RECORD EXTRACTS:
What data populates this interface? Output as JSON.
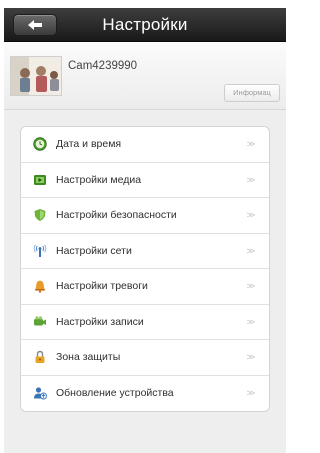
{
  "header": {
    "title": "Настройки",
    "back_icon": "back-arrow-icon"
  },
  "device": {
    "name": "Cam4239990",
    "info_button": "Информац"
  },
  "settings": {
    "items": [
      {
        "label": "Дата и время",
        "icon": "clock-icon",
        "color": "#3f8f2a"
      },
      {
        "label": "Настройки медиа",
        "icon": "media-icon",
        "color": "#3a7d23"
      },
      {
        "label": "Настройки безопасности",
        "icon": "shield-icon",
        "color": "#5aa63a"
      },
      {
        "label": "Настройки сети",
        "icon": "network-icon",
        "color": "#3b73b8"
      },
      {
        "label": "Настройки тревоги",
        "icon": "alarm-bell-icon",
        "color": "#e08a1e"
      },
      {
        "label": "Настройки записи",
        "icon": "record-icon",
        "color": "#5a9a34"
      },
      {
        "label": "Зона защиты",
        "icon": "lock-icon",
        "color": "#e0a32a"
      },
      {
        "label": "Обновление устройства",
        "icon": "device-update-icon",
        "color": "#3b73b8"
      }
    ],
    "chevron": ">>"
  }
}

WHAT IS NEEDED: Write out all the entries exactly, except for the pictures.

EXERCISE RESULT:
What data populates this interface? Output as JSON.
{
  "header": {
    "title": "Настройки",
    "back_icon": "back-arrow-icon"
  },
  "device": {
    "name": "Cam4239990",
    "info_button": "Информац"
  },
  "settings": {
    "items": [
      {
        "label": "Дата и время",
        "icon": "clock-icon",
        "color": "#3f8f2a"
      },
      {
        "label": "Настройки медиа",
        "icon": "media-icon",
        "color": "#3a7d23"
      },
      {
        "label": "Настройки безопасности",
        "icon": "shield-icon",
        "color": "#5aa63a"
      },
      {
        "label": "Настройки сети",
        "icon": "network-icon",
        "color": "#3b73b8"
      },
      {
        "label": "Настройки тревоги",
        "icon": "alarm-bell-icon",
        "color": "#e08a1e"
      },
      {
        "label": "Настройки записи",
        "icon": "record-icon",
        "color": "#5a9a34"
      },
      {
        "label": "Зона защиты",
        "icon": "lock-icon",
        "color": "#e0a32a"
      },
      {
        "label": "Обновление устройства",
        "icon": "device-update-icon",
        "color": "#3b73b8"
      }
    ],
    "chevron": ">>"
  }
}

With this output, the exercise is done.